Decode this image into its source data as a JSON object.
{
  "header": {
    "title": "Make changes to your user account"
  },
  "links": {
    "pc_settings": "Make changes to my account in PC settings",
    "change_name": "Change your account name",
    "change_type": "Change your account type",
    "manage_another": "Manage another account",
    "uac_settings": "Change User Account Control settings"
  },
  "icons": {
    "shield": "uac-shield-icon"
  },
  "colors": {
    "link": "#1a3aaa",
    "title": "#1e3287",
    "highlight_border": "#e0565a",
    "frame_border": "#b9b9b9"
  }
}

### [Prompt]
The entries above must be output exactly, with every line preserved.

### [Response]
Decode this image into its source data as a JSON object.
{
  "header": {
    "title": "Make changes to your user account"
  },
  "links": {
    "pc_settings": "Make changes to my account in PC settings",
    "change_name": "Change your account name",
    "change_type": "Change your account type",
    "manage_another": "Manage another account",
    "uac_settings": "Change User Account Control settings"
  },
  "icons": {
    "shield": "uac-shield-icon"
  },
  "colors": {
    "link": "#1a3aaa",
    "title": "#1e3287",
    "highlight_border": "#e0565a",
    "frame_border": "#b9b9b9"
  }
}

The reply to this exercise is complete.